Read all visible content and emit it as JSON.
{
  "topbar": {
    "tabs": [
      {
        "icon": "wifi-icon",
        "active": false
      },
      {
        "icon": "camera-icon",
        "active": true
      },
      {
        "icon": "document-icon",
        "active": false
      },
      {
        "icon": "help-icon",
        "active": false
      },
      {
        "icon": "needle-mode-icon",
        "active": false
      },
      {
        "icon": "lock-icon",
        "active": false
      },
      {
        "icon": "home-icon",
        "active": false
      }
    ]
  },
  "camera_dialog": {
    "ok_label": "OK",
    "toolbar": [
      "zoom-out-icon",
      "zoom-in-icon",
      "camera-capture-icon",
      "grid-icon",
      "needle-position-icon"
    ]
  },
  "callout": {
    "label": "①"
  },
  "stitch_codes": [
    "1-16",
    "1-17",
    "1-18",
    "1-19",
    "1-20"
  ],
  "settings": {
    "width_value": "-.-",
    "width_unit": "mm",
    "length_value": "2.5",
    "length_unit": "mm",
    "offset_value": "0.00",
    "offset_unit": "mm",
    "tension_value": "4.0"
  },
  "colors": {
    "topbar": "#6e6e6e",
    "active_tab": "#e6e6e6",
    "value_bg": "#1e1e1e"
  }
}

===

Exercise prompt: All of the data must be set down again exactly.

Exercise solution:
Read all visible content and emit it as JSON.
{
  "topbar": {
    "tabs": [
      {
        "icon": "wifi-icon",
        "active": false
      },
      {
        "icon": "camera-icon",
        "active": true
      },
      {
        "icon": "document-icon",
        "active": false
      },
      {
        "icon": "help-icon",
        "active": false
      },
      {
        "icon": "needle-mode-icon",
        "active": false
      },
      {
        "icon": "lock-icon",
        "active": false
      },
      {
        "icon": "home-icon",
        "active": false
      }
    ]
  },
  "camera_dialog": {
    "ok_label": "OK",
    "toolbar": [
      "zoom-out-icon",
      "zoom-in-icon",
      "camera-capture-icon",
      "grid-icon",
      "needle-position-icon"
    ]
  },
  "callout": {
    "label": "①"
  },
  "stitch_codes": [
    "1-16",
    "1-17",
    "1-18",
    "1-19",
    "1-20"
  ],
  "settings": {
    "width_value": "-.-",
    "width_unit": "mm",
    "length_value": "2.5",
    "length_unit": "mm",
    "offset_value": "0.00",
    "offset_unit": "mm",
    "tension_value": "4.0"
  },
  "colors": {
    "topbar": "#6e6e6e",
    "active_tab": "#e6e6e6",
    "value_bg": "#1e1e1e"
  }
}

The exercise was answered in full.